Cruas Nuclear Power Station
(images via: Gefield and Visuals Unlimited)
The Cruas Nuclear Power Station on the Rhone river was competed in 1985 and today provides France with nearly 5% of its electric energy annually. Four massive cooling towers serve the quartet of onsite nuclear reactors whose cores are kept comfortably chill by river water drawn from the fast-flowing Rhone.
(images via: Over The Net and Deputy Dog)
In 1991 the owners of the power plant decided to improve the public perception of the Cruas station by ordering an ecologically-themed mural for one of the cooling towers. The commission went to Jean-Marie Pierret, whose previous work includes the enormous painting of Hercules on the face of the Tignes dam. Pierret enlisted 9 mountaineers who expended 8,000 working hours and 4,000 liters of paint before the mural – titled “Aquarius” – was finished in 2005.
Light Monuments of Switzerland
(image via: Kernenergie)
The Swiss may not have a navy but they’ve got nuclear power plants – including this one: Kernkraftwerk Gösgen. The plant was one of a number of industrial, architectural and otherwise notable subjects in a wide-ranging Light Art exhibition conceived and organized by Gerry Hofstetter.
(images via: KKG)
The advantage of Hofstetter’s methodology lies in its transience: transformed by night, the towers revert to their normal appearance by the next morning. Additionally, Hofstetter can change the tone, topic and type of design at his leisure, without needing to physically alter the surface of the towers or for that matter, the attached power plant and even the steam rising into the night sky.
Six Flags Over Three Mile Island?
(images via: Switched and LA Filmcutter)
The widely reported and oft-satirized partial meltdown at the Three Mile Island nuclear power plant near Harrisburg, Pennsylvania caused many to re-evaluate their image of nuclear power. Indeed, the March 1979 accident – plus fallout from the release of the film The China Syndrome 12 days BEFORE the accident at TMI – helped drive the nuclear industry’s PR to its knees. The good old days of “Our Friend the Atom” were gone for good.
(image via: JustinSpace)
Protests and demands that Three Mile Island be shut down were met with varying responses, including Art Riley’s fanciful re-imagining of the plant as a Disney-style theme park. We’re not sure whose image suffers worse, power plants or clowns.
(images via: JustinSpace, Atlas Obscura, HotelSpecials and Gelderlander)
Before Three Mile Island, however, nuclear power was seen by both governments and energy consumers as the way of the future.
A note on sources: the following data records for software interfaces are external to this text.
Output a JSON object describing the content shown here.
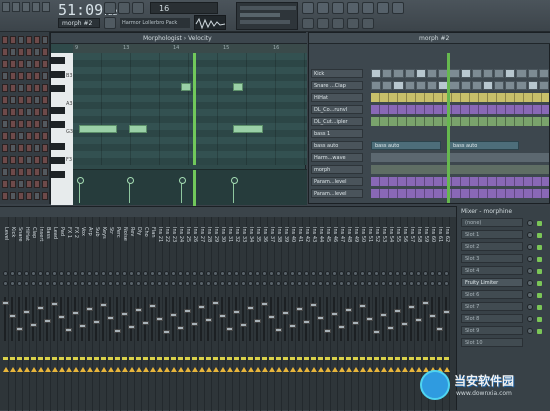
{
  "toolbar": {
    "time_main": "51:09",
    "time_sub": "22",
    "pattern": "morph #2",
    "hint_text": "Harmor Lollerbro Pack",
    "lcd_value": "16"
  },
  "piano_roll": {
    "title": "Morphologist › Velocity",
    "ruler": [
      "9",
      "13",
      "14",
      "15",
      "16"
    ],
    "key_labels": [
      "B3",
      "A3",
      "G3",
      "F3"
    ]
  },
  "channel_rack": {
    "title": "morph #2",
    "channels": [
      "Kick",
      "Snare ...Clap",
      "HiHat",
      "DL_Co...runvl",
      "DL_Cut...ipler",
      "bass 1",
      "bass auto",
      "Harm...wave",
      "morph",
      "Param...level",
      "Param...level",
      "Param...level"
    ],
    "auto_labels": [
      "bass auto",
      "bass auto"
    ]
  },
  "mixer": {
    "title": "Mixer - morphine",
    "strip_labels": [
      "Level",
      "Kick",
      "Snare",
      "HiHat",
      "Clap",
      "Insert",
      "Bass",
      "Lead",
      "Pad",
      "FX 1",
      "FX 2",
      "Vox",
      "Arp",
      "Sub",
      "Keys",
      "Str",
      "Perc",
      "Noise",
      "Rev",
      "Dly",
      "Cho",
      "Flan",
      "Ins 21",
      "Ins 22",
      "Ins 23",
      "Ins 24",
      "Ins 25",
      "Ins 26",
      "Ins 27",
      "Ins 28",
      "Ins 29",
      "Ins 30",
      "Ins 31",
      "Ins 32",
      "Ins 33",
      "Ins 34",
      "Ins 35",
      "Ins 36",
      "Ins 37",
      "Ins 38",
      "Ins 39",
      "Ins 40",
      "Ins 41",
      "Ins 42",
      "Ins 43",
      "Ins 44",
      "Ins 45",
      "Ins 46",
      "Ins 47",
      "Ins 48",
      "Ins 49",
      "Ins 50",
      "Ins 51",
      "Ins 52",
      "Ins 53",
      "Ins 54",
      "Ins 55",
      "Ins 56",
      "Ins 57",
      "Ins 58",
      "Ins 59",
      "Ins 60",
      "Ins 61",
      "Ins 62"
    ],
    "insert_title": "Mixer - morphine",
    "slots": [
      "(none)",
      "Slot 1",
      "Slot 2",
      "Slot 3",
      "Slot 4",
      "Fruity Limiter",
      "Slot 6",
      "Slot 7",
      "Slot 8",
      "Slot 9",
      "Slot 10"
    ]
  },
  "watermark": {
    "name": "当安软件园",
    "url": "www.downxia.com"
  }
}
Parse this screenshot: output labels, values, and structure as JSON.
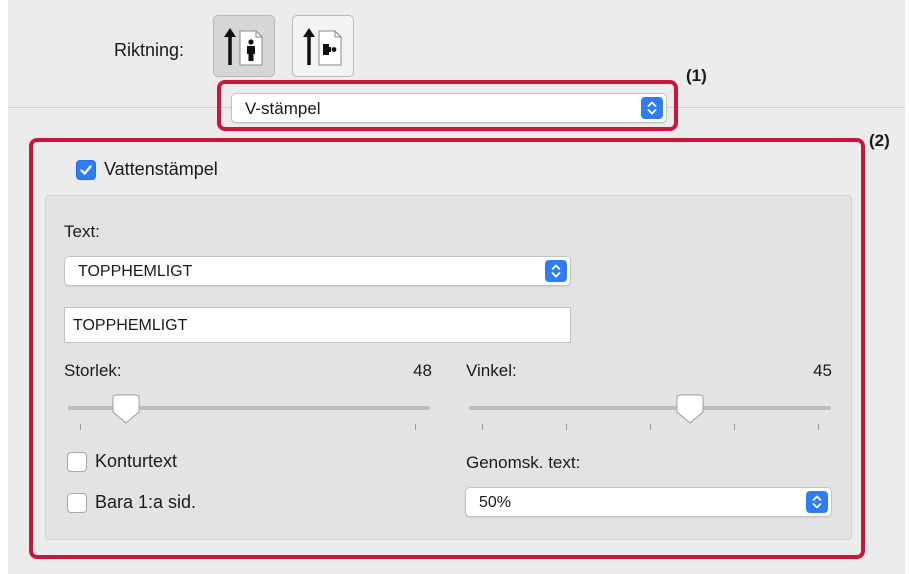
{
  "orientation": {
    "label": "Riktning:",
    "options": [
      "portrait-icon",
      "landscape-icon"
    ],
    "selected": "portrait-icon"
  },
  "callouts": {
    "one": "(1)",
    "two": "(2)"
  },
  "stamp_select": {
    "value": "V-stämpel"
  },
  "watermark": {
    "checkbox_label": "Vattenstämpel",
    "checked": true,
    "text_label": "Text:",
    "text_select_value": "TOPPHEMLIGT",
    "text_field_value": "TOPPHEMLIGT",
    "size": {
      "label": "Storlek:",
      "value": "48",
      "position": 0.16
    },
    "angle": {
      "label": "Vinkel:",
      "value": "45",
      "position": 0.61
    },
    "outline": {
      "label": "Konturtext",
      "checked": false
    },
    "first_page": {
      "label": "Bara 1:a sid.",
      "checked": false
    },
    "opacity": {
      "label": "Genomsk. text:",
      "value": "50%"
    }
  },
  "colors": {
    "accent": "#2f7df6",
    "callout": "#c8183a",
    "panel": "#ececec"
  }
}
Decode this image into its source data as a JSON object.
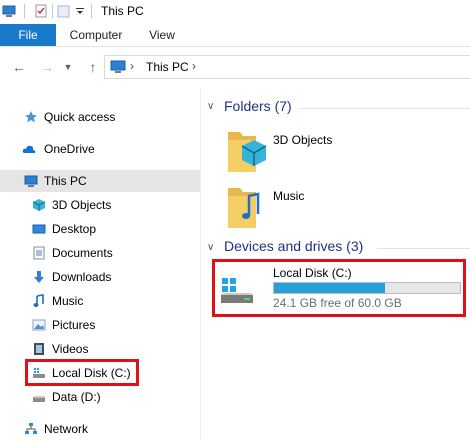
{
  "window": {
    "title": "This PC"
  },
  "ribbon": {
    "tabs": [
      "File",
      "Computer",
      "View"
    ]
  },
  "address": {
    "path": "This PC"
  },
  "nav": {
    "items": [
      {
        "label": "Quick access",
        "icon": "star-icon"
      },
      {
        "label": "OneDrive",
        "icon": "cloud-icon"
      },
      {
        "label": "This PC",
        "icon": "computer-icon"
      },
      {
        "label": "3D Objects",
        "icon": "cube-icon"
      },
      {
        "label": "Desktop",
        "icon": "desktop-icon"
      },
      {
        "label": "Documents",
        "icon": "document-icon"
      },
      {
        "label": "Downloads",
        "icon": "download-arrow-icon"
      },
      {
        "label": "Music",
        "icon": "music-note-icon"
      },
      {
        "label": "Pictures",
        "icon": "picture-icon"
      },
      {
        "label": "Videos",
        "icon": "film-icon"
      },
      {
        "label": "Local Disk (C:)",
        "icon": "drive-icon"
      },
      {
        "label": "Data (D:)",
        "icon": "drive-icon"
      },
      {
        "label": "Network",
        "icon": "network-icon"
      }
    ],
    "selected": "This PC"
  },
  "content": {
    "folders_header": "Folders (7)",
    "folders": [
      {
        "label": "3D Objects",
        "icon": "3d-objects-folder-icon"
      },
      {
        "label": "Music",
        "icon": "music-folder-icon"
      }
    ],
    "drives_header": "Devices and drives (3)",
    "drives": [
      {
        "name": "Local Disk (C:)",
        "free_text": "24.1 GB free of 60.0 GB",
        "used_fraction": 0.598
      }
    ]
  },
  "colors": {
    "accent": "#1979ca",
    "highlight": "#e0101a",
    "drive_bar": "#26a0da"
  }
}
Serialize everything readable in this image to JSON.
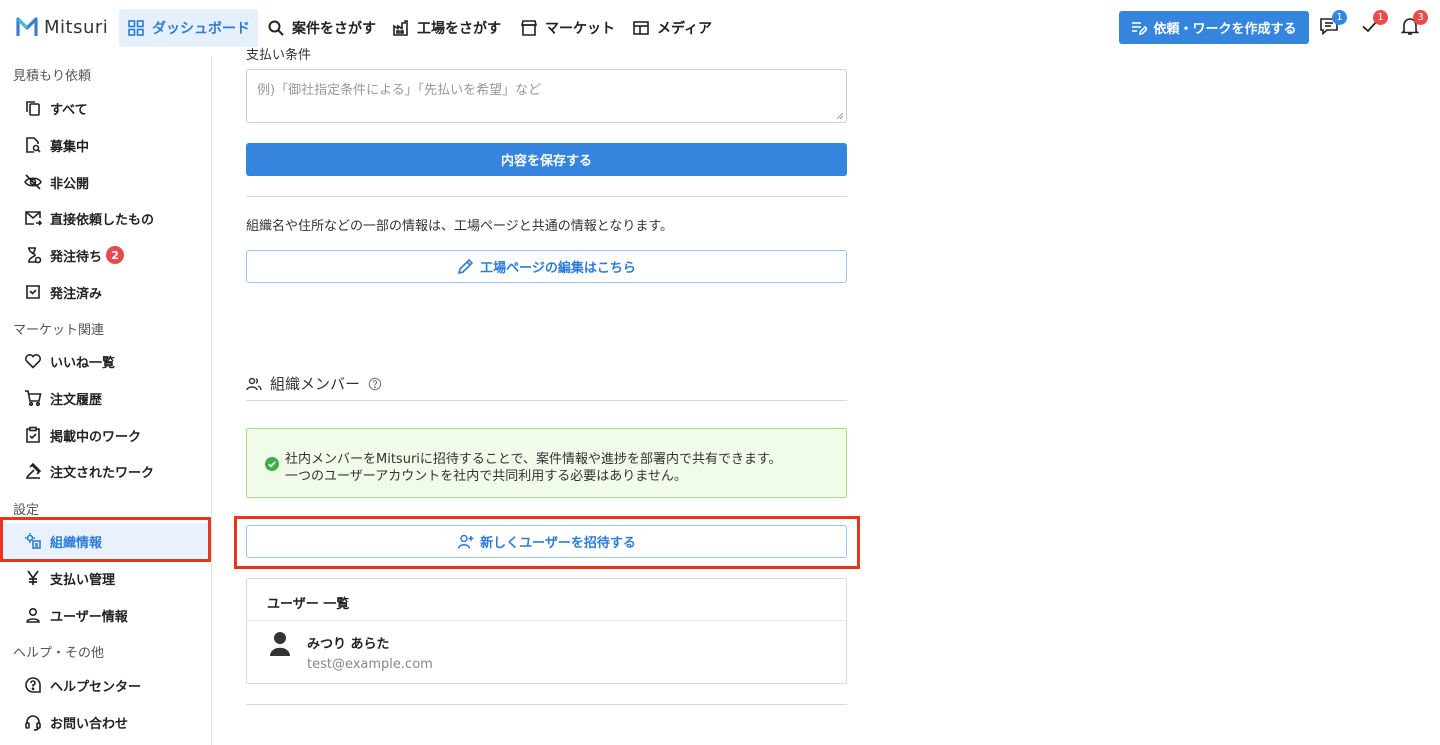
{
  "app": {
    "logo_text": "Mitsuri"
  },
  "topnav": {
    "items": [
      {
        "label": "ダッシュボード",
        "icon": "grid-icon"
      },
      {
        "label": "案件をさがす",
        "icon": "search-icon"
      },
      {
        "label": "工場をさがす",
        "icon": "factory-icon"
      },
      {
        "label": "マーケット",
        "icon": "store-icon"
      },
      {
        "label": "メディア",
        "icon": "newspaper-icon"
      }
    ],
    "create_label": "依頼・ワークを作成する",
    "messages_count": "1",
    "tasks_count": "1",
    "notifications_count": "3"
  },
  "sidebar": {
    "sections": [
      {
        "title": "見積もり依頼",
        "items": [
          {
            "label": "すべて",
            "icon": "copy-icon"
          },
          {
            "label": "募集中",
            "icon": "document-search-icon"
          },
          {
            "label": "非公開",
            "icon": "eye-off-icon"
          },
          {
            "label": "直接依頼したもの",
            "icon": "mail-icon"
          },
          {
            "label": "発注待ち",
            "icon": "hourglass-icon",
            "count": "2"
          },
          {
            "label": "発注済み",
            "icon": "box-icon"
          }
        ]
      },
      {
        "title": "マーケット関連",
        "items": [
          {
            "label": "いいね一覧",
            "icon": "heart-icon"
          },
          {
            "label": "注文履歴",
            "icon": "cart-icon"
          },
          {
            "label": "掲載中のワーク",
            "icon": "clipboard-icon"
          },
          {
            "label": "注文されたワーク",
            "icon": "tools-icon"
          }
        ]
      },
      {
        "title": "設定",
        "items": [
          {
            "label": "組織情報",
            "icon": "organization-settings-icon"
          },
          {
            "label": "支払い管理",
            "icon": "yen-icon"
          },
          {
            "label": "ユーザー情報",
            "icon": "user-icon"
          }
        ]
      },
      {
        "title": "ヘルプ・その他",
        "items": [
          {
            "label": "ヘルプセンター",
            "icon": "help-icon"
          },
          {
            "label": "お問い合わせ",
            "icon": "headset-icon"
          }
        ]
      }
    ]
  },
  "form": {
    "cut_label": "支払い条件",
    "payment_placeholder": "例)「御社指定条件による」「先払いを希望」など",
    "save_label": "内容を保存する",
    "shared_info_text": "組織名や住所などの一部の情報は、工場ページと共通の情報となります。",
    "edit_factory_label": "工場ページの編集はこちら"
  },
  "members": {
    "title": "組織メンバー",
    "alert_line1": "社内メンバーをMitsuriに招待することで、案件情報や進捗を部署内で共有できます。",
    "alert_line2": "一つのユーザーアカウントを社内で共同利用する必要はありません。",
    "invite_label": "新しくユーザーを招待する",
    "list_header": "ユーザー 一覧",
    "users": [
      {
        "name": "みつり あらた",
        "email": "test@example.com"
      }
    ]
  },
  "colors": {
    "accent": "#3584de",
    "highlight": "#e8351c",
    "success_bg": "#f1fbea",
    "badge_red": "#e94b4b"
  }
}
New types of reactors were designed, including the Fast Breeder reactor powered by plutonium and cooled by liquid sodium. One such fast breeder reactor (the SNR-300) was planned for Kalkar, a town in Germany close to the Belgian and Dutch borders.
(image via: PretparkVakanties)
Construction began in 1972 but as it progressed, concerns about the safety of the reactor and descriptions of the horrific consequences of an accident stoked a fierce backlash that forced authorities to cancel the project. What to do? The Kalkar complex sprawled over an area the size of 80 soccer fields and had enough wiring to circle the globe… twice.
(image via: Chip Fotowelt)
A Dutch investor bought the site along with the infrastructure in 1991 and proceeded to turn it into Wunderland Kalkar. The outside of the cooling tower was painted with a cheery mountain mural while inside, a swing ride keeps park visitors happily screaming. Better that than the other kind of screaming, amiright?
(image via: DVD Set Shop)
Some might wonder if it’s appropriate to co-opt the arts in making large-scale power generation look more attractive. A few might even state that culture – pop or otherwise – has no business interacting with corporations who, when it comes to the environment, are part of the problem and not the solution. To those I say that it’s too late: coal and nuclear power have become part of our lives and those iconic cooling towers are as commonplace as donuts in a donut shop… mmm, donuts.